Lisa Schlueter has owned the Redstone General Store with her husband, Michael, for eight years. The building has been around since the late 1890s, and it’s been a general store since the 1930s.
“Customers love the old-fashioned look — the baskets and barrels,” Lisa Schlueter said. “It brings them back to their childhood.”
Schlueter said she thinks what visitors love the most about Redstone is the break it gives them from their everyday lives.
“It’s an amazing, beautiful place with no cell service,” she said.
Redstone, much like the rest of Colorado, offers a wide variety of outdoor fun. Use http://www.outwest guides.com as a resource for the best horseback riding, hunting and fishing in town.
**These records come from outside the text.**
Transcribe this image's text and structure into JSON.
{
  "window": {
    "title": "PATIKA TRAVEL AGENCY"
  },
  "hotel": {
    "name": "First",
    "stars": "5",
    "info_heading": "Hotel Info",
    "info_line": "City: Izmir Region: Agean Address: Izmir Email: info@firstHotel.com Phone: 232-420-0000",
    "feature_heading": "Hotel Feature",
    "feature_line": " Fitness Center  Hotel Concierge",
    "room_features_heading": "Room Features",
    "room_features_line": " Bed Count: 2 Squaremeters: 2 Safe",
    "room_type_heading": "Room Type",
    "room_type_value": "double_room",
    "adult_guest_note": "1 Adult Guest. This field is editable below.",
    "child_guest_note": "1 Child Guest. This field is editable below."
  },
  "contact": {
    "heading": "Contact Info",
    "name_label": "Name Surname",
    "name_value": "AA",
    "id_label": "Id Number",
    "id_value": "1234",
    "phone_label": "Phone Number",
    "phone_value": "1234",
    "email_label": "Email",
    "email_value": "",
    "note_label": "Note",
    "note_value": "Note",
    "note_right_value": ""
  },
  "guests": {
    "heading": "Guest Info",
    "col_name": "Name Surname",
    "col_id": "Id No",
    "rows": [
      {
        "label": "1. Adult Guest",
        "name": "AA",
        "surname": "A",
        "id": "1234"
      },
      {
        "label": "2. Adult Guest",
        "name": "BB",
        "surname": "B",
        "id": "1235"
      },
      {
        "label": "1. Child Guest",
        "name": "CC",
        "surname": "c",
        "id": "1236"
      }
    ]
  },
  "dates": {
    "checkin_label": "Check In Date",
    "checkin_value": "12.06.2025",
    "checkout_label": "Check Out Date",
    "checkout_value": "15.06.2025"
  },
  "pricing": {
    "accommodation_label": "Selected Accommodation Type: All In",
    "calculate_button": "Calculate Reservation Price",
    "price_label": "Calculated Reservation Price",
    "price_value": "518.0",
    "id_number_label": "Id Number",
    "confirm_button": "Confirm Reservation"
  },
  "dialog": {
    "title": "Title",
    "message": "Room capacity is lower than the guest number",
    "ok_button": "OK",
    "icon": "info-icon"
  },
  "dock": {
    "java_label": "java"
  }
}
OutWest Guides offers a variety of horseback riding trips to fit your wants and needs. You can go on a one-hour ride, all the way up to a five-night ride, with plenty of options in between. Each ride will offer you the opportunity to see some amazing Colorado wildlife, but other than that, you’ll have quite a bit of privacy.
If hunting is more your thing, you can choose from trophy mule deer hunts, bull elk hunts or upland game bird hunts.
And, of course, you’ll find great trout fishing with even better scenery for a nice, relaxing day on the water.
CDOT is trying to fill six snowplow driver positions in the Roaring Fork Valley and is using cold, hard cash to sweeten the pot.